Language planning and policy in China: Unity, diversity and social control

Fengyuan Ji*

*Corresponding author for this work

    Research output: Chapter in Book/Report/Conference proceedingChapterpeer-review

    6 Citations (Scopus)

    Abstract

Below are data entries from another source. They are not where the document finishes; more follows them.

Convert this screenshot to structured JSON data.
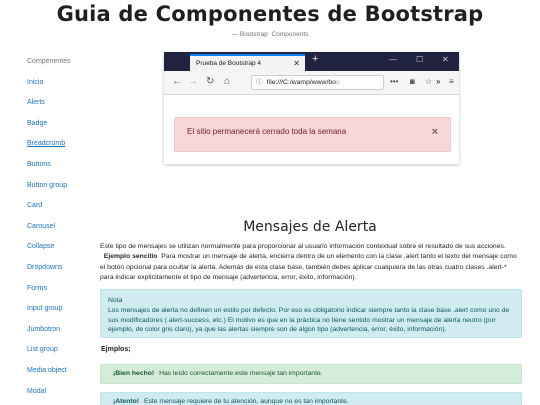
{
  "header": {
    "title": "Guia de Componentes de Bootstrap",
    "breadcrumb": [
      "— Bootstrap",
      "Components"
    ]
  },
  "sidebar": {
    "heading": "Compenentes",
    "items": [
      "Inicio",
      "Alerts",
      "Badge",
      "Breadcrumb",
      "Buttons",
      "Button group",
      "Card",
      "Carousel",
      "Collapse",
      "Dropdowns",
      "Forms",
      "Input group",
      "Jumbotron",
      "List group",
      "Media object",
      "Modal"
    ]
  },
  "browser": {
    "tab_title": "Prueba de Bootstrap 4",
    "url": "file:///C:/wamp/www/bo",
    "url_dim": "o",
    "alert_text": "El sitio permanecerá cerrado toda la semana"
  },
  "main": {
    "section_title": "Mensajes de Alerta",
    "desc_1": "Este tipo de mensajes se utilizan normalmente para proporcionar al usuario información contextual sobre el resultado de sus acciones.",
    "desc_bold": "Ejemplo sencillo",
    "desc_2": "Para mostrar un mensaje de alerta, encierra dentro de un elemento con la clase .alert tanto el texto del mensaje como el botón opcional para ocultar la alerta. Además de esta clase base, también debes aplicar cualquiera de las otras cuatro clases .alert-* para indicar explícitamente el tipo de mensaje (advertencia, error, éxito, información).",
    "note_title": "Nota",
    "note_text": "Los mensajes de alerta no definen un estilo por defecto. Por eso es obligatorio indicar siempre tanto la clase base .alert como uno de sus modificadores (.alert-success, etc.) El motivo es que en la práctica no tiene sentido mostrar un mensaje de alerta neutro (por ejemplo, de color gris claro), ya que las alertas siempre son de algún tipo (advertencia, error, éxito, información).",
    "examples_label": "Ejmplos;",
    "success_bold": "¡Bien hecho!",
    "success_text": "Has leído correctamente este mensaje tan importante.",
    "info_bold": "¡Atento!",
    "info_text": "Este mensaje requiere de tu atención, aunque no es tan importante."
  },
  "colors": {
    "link": "#1a73c6",
    "danger_bg": "#f8d7da",
    "info_bg": "#d1ecf1",
    "success_bg": "#d4edda"
  }
}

    China has, by one count, 299 mutually unintelligible languages from several different language families, as well as a far greater number of dialects. Linguistic diversity on this scale poses great problems for communication, administration and, in the modern era, national unity and identity. This chapter will explain how the Chinese state has addressed these problems, and it will also explain how the state has regulated language as a strategy of social and ideological control. Its main focus is on the post-totalitarian era that began in 1978, but it will situate that era in the context of Chinese history. It will reveal striking continuities between China’s imperial past and its post-totalitarian present, as well as developments related to the economic, ideological and political changes of the modern era.
    Original languageEnglish
    Title of host publicationLanguage Planning in the Post-Communist Era
    Subtitle of host publicationThe Struggles for Language Control in the New Order in Eastern Europe, Eurasia and China
    PublisherSpringer International Publishing
    Pages67-92
    Number of pages26
    ISBN (Electronic)9783319709260
    ISBN (Print)9783319709253
    DOIs
    Publication statusPublished - 1 Feb 2018

    Fingerprint

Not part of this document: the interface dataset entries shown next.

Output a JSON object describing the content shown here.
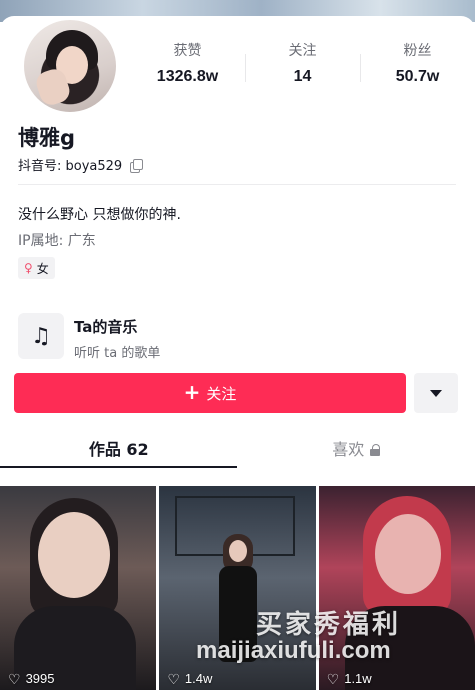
{
  "profile": {
    "name": "博雅g",
    "uid_label": "抖音号: boya529",
    "bio": "没什么野心 只想做你的神.",
    "ip_location": "IP属地:  广东",
    "gender": "女"
  },
  "stats": [
    {
      "label": "获赞",
      "value": "1326.8w"
    },
    {
      "label": "关注",
      "value": "14"
    },
    {
      "label": "粉丝",
      "value": "50.7w"
    }
  ],
  "music": {
    "title": "Ta的音乐",
    "subtitle": "听听 ta 的歌单",
    "icon": "music-note-icon"
  },
  "actions": {
    "follow_label": "关注",
    "follow_plus": "+",
    "more_icon": "caret-down-icon"
  },
  "tabs": [
    {
      "label": "作品 62",
      "active": true
    },
    {
      "label": "喜欢",
      "active": false,
      "locked": true
    }
  ],
  "videos": [
    {
      "likes": "3995"
    },
    {
      "likes": "1.4w"
    },
    {
      "likes": "1.1w"
    }
  ],
  "watermark": {
    "cn": "买家秀福利",
    "en": "maijiaxiufuli.com"
  },
  "colors": {
    "accent": "#fe2c55",
    "text_primary": "#161823",
    "text_secondary": "#6b6d75",
    "female": "#f0506e"
  }
}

    Dive into the research topics of 'Language planning and policy in China: Unity, diversity and social control'. Together they form a unique fingerprint.

    Cite this